Material provided Start Marker

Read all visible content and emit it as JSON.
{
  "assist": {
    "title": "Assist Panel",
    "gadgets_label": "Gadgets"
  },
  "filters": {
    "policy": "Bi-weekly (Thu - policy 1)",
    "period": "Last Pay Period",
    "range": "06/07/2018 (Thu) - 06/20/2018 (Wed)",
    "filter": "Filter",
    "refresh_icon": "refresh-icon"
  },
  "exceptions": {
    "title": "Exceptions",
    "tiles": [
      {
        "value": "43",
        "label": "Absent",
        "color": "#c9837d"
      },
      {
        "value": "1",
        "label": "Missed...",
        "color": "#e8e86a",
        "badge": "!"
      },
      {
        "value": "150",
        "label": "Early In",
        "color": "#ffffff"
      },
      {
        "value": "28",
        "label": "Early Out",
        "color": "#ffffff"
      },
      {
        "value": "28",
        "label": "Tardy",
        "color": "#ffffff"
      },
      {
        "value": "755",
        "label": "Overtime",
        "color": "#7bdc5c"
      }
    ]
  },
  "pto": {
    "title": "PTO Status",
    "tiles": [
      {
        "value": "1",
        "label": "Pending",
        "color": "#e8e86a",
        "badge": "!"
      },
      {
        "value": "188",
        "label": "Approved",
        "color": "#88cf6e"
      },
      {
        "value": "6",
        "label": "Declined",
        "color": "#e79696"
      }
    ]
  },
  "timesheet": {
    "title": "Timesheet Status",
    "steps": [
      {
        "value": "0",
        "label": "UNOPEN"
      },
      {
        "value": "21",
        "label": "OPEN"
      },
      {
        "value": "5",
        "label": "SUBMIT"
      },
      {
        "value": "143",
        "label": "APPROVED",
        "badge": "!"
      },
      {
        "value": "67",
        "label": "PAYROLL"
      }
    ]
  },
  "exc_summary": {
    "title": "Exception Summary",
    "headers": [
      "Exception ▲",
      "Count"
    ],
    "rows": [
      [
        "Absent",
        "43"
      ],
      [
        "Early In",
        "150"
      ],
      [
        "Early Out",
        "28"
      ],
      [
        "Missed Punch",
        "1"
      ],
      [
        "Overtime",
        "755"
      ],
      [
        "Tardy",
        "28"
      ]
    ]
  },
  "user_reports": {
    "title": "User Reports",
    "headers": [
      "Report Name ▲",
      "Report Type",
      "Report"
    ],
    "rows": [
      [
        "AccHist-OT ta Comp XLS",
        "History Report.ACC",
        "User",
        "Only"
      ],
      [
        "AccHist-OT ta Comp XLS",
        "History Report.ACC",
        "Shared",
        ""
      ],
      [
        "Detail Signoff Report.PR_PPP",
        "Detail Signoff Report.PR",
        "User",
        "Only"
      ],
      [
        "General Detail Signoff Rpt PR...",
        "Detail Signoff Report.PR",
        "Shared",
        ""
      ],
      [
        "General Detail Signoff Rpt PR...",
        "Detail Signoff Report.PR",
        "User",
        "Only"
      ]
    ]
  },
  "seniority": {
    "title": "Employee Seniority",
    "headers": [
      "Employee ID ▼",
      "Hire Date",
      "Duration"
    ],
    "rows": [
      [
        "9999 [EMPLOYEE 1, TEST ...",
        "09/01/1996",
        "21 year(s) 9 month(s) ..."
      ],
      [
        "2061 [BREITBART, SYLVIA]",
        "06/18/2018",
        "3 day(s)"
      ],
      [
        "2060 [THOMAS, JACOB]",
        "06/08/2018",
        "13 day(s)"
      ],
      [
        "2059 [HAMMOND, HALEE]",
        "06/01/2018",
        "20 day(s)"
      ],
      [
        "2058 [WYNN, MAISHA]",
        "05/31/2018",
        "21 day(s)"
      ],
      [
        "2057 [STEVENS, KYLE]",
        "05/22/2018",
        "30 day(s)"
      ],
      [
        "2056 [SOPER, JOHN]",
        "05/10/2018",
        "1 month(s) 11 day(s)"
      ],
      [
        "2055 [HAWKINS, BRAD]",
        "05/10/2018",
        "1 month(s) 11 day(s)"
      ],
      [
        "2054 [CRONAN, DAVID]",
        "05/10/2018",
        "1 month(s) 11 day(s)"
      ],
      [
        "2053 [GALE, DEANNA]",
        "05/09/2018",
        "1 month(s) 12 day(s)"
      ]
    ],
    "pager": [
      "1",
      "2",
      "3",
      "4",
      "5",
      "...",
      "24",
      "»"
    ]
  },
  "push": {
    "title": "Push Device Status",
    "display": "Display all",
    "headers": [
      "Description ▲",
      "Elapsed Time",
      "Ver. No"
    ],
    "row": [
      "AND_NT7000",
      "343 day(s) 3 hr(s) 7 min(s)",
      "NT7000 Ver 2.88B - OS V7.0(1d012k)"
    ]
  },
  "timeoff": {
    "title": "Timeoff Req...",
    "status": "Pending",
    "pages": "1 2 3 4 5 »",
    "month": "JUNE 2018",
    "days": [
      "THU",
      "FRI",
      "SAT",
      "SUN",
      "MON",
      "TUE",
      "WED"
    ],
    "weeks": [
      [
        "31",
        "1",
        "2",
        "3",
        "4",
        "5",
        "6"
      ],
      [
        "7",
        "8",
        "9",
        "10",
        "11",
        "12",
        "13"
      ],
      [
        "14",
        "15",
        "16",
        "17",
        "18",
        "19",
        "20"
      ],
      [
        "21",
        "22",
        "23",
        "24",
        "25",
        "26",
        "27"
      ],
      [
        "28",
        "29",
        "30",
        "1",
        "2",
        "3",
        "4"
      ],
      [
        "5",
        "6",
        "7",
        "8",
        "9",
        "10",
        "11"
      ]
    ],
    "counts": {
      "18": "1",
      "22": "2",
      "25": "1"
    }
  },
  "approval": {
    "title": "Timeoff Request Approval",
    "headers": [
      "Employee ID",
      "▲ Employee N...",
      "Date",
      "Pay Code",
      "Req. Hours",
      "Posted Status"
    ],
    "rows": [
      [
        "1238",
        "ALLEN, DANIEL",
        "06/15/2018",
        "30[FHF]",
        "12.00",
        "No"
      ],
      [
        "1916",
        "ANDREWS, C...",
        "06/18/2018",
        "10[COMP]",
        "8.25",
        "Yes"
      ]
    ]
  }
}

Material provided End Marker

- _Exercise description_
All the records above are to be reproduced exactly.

- _Response to the exercise_
Read all visible content and emit it as JSON.
{
  "assist": {
    "title": "Assist Panel",
    "gadgets_label": "Gadgets"
  },
  "filters": {
    "policy": "Bi-weekly (Thu - policy 1)",
    "period": "Last Pay Period",
    "range": "06/07/2018 (Thu) - 06/20/2018 (Wed)",
    "filter": "Filter",
    "refresh_icon": "refresh-icon"
  },
  "exceptions": {
    "title": "Exceptions",
    "tiles": [
      {
        "value": "43",
        "label": "Absent",
        "color": "#c9837d"
      },
      {
        "value": "1",
        "label": "Missed...",
        "color": "#e8e86a",
        "badge": "!"
      },
      {
        "value": "150",
        "label": "Early In",
        "color": "#ffffff"
      },
      {
        "value": "28",
        "label": "Early Out",
        "color": "#ffffff"
      },
      {
        "value": "28",
        "label": "Tardy",
        "color": "#ffffff"
      },
      {
        "value": "755",
        "label": "Overtime",
        "color": "#7bdc5c"
      }
    ]
  },
  "pto": {
    "title": "PTO Status",
    "tiles": [
      {
        "value": "1",
        "label": "Pending",
        "color": "#e8e86a",
        "badge": "!"
      },
      {
        "value": "188",
        "label": "Approved",
        "color": "#88cf6e"
      },
      {
        "value": "6",
        "label": "Declined",
        "color": "#e79696"
      }
    ]
  },
  "timesheet": {
    "title": "Timesheet Status",
    "steps": [
      {
        "value": "0",
        "label": "UNOPEN"
      },
      {
        "value": "21",
        "label": "OPEN"
      },
      {
        "value": "5",
        "label": "SUBMIT"
      },
      {
        "value": "143",
        "label": "APPROVED",
        "badge": "!"
      },
      {
        "value": "67",
        "label": "PAYROLL"
      }
    ]
  },
  "exc_summary": {
    "title": "Exception Summary",
    "headers": [
      "Exception ▲",
      "Count"
    ],
    "rows": [
      [
        "Absent",
        "43"
      ],
      [
        "Early In",
        "150"
      ],
      [
        "Early Out",
        "28"
      ],
      [
        "Missed Punch",
        "1"
      ],
      [
        "Overtime",
        "755"
      ],
      [
        "Tardy",
        "28"
      ]
    ]
  },
  "user_reports": {
    "title": "User Reports",
    "headers": [
      "Report Name ▲",
      "Report Type",
      "Report"
    ],
    "rows": [
      [
        "AccHist-OT ta Comp XLS",
        "History Report.ACC",
        "User",
        "Only"
      ],
      [
        "AccHist-OT ta Comp XLS",
        "History Report.ACC",
        "Shared",
        ""
      ],
      [
        "Detail Signoff Report.PR_PPP",
        "Detail Signoff Report.PR",
        "User",
        "Only"
      ],
      [
        "General Detail Signoff Rpt PR...",
        "Detail Signoff Report.PR",
        "Shared",
        ""
      ],
      [
        "General Detail Signoff Rpt PR...",
        "Detail Signoff Report.PR",
        "User",
        "Only"
      ]
    ]
  },
  "seniority": {
    "title": "Employee Seniority",
    "headers": [
      "Employee ID ▼",
      "Hire Date",
      "Duration"
    ],
    "rows": [
      [
        "9999 [EMPLOYEE 1, TEST ...",
        "09/01/1996",
        "21 year(s) 9 month(s) ..."
      ],
      [
        "2061 [BREITBART, SYLVIA]",
        "06/18/2018",
        "3 day(s)"
      ],
      [
        "2060 [THOMAS, JACOB]",
        "06/08/2018",
        "13 day(s)"
      ],
      [
        "2059 [HAMMOND, HALEE]",
        "06/01/2018",
        "20 day(s)"
      ],
      [
        "2058 [WYNN, MAISHA]",
        "05/31/2018",
        "21 day(s)"
      ],
      [
        "2057 [STEVENS, KYLE]",
        "05/22/2018",
        "30 day(s)"
      ],
      [
        "2056 [SOPER, JOHN]",
        "05/10/2018",
        "1 month(s) 11 day(s)"
      ],
      [
        "2055 [HAWKINS, BRAD]",
        "05/10/2018",
        "1 month(s) 11 day(s)"
      ],
      [
        "2054 [CRONAN, DAVID]",
        "05/10/2018",
        "1 month(s) 11 day(s)"
      ],
      [
        "2053 [GALE, DEANNA]",
        "05/09/2018",
        "1 month(s) 12 day(s)"
      ]
    ],
    "pager": [
      "1",
      "2",
      "3",
      "4",
      "5",
      "...",
      "24",
      "»"
    ]
  },
  "push": {
    "title": "Push Device Status",
    "display": "Display all",
    "headers": [
      "Description ▲",
      "Elapsed Time",
      "Ver. No"
    ],
    "row": [
      "AND_NT7000",
      "343 day(s) 3 hr(s) 7 min(s)",
      "NT7000 Ver 2.88B - OS V7.0(1d012k)"
    ]
  },
  "timeoff": {
    "title": "Timeoff Req...",
    "status": "Pending",
    "pages": "1 2 3 4 5 »",
    "month": "JUNE 2018",
    "days": [
      "THU",
      "FRI",
      "SAT",
      "SUN",
      "MON",
      "TUE",
      "WED"
    ],
    "weeks": [
      [
        "31",
        "1",
        "2",
        "3",
        "4",
        "5",
        "6"
      ],
      [
        "7",
        "8",
        "9",
        "10",
        "11",
        "12",
        "13"
      ],
      [
        "14",
        "15",
        "16",
        "17",
        "18",
        "19",
        "20"
      ],
      [
        "21",
        "22",
        "23",
        "24",
        "25",
        "26",
        "27"
      ],
      [
        "28",
        "29",
        "30",
        "1",
        "2",
        "3",
        "4"
      ],
      [
        "5",
        "6",
        "7",
        "8",
        "9",
        "10",
        "11"
      ]
    ],
    "counts": {
      "18": "1",
      "22": "2",
      "25": "1"
    }
  },
  "approval": {
    "title": "Timeoff Request Approval",
    "headers": [
      "Employee ID",
      "▲ Employee N...",
      "Date",
      "Pay Code",
      "Req. Hours",
      "Posted Status"
    ],
    "rows": [
      [
        "1238",
        "ALLEN, DANIEL",
        "06/15/2018",
        "30[FHF]",
        "12.00",
        "No"
      ],
      [
        "1916",
        "ANDREWS, C...",
        "06/18/2018",
        "10[COMP]",
        "8.25",
        "Yes"
      ]
    ]
  }
}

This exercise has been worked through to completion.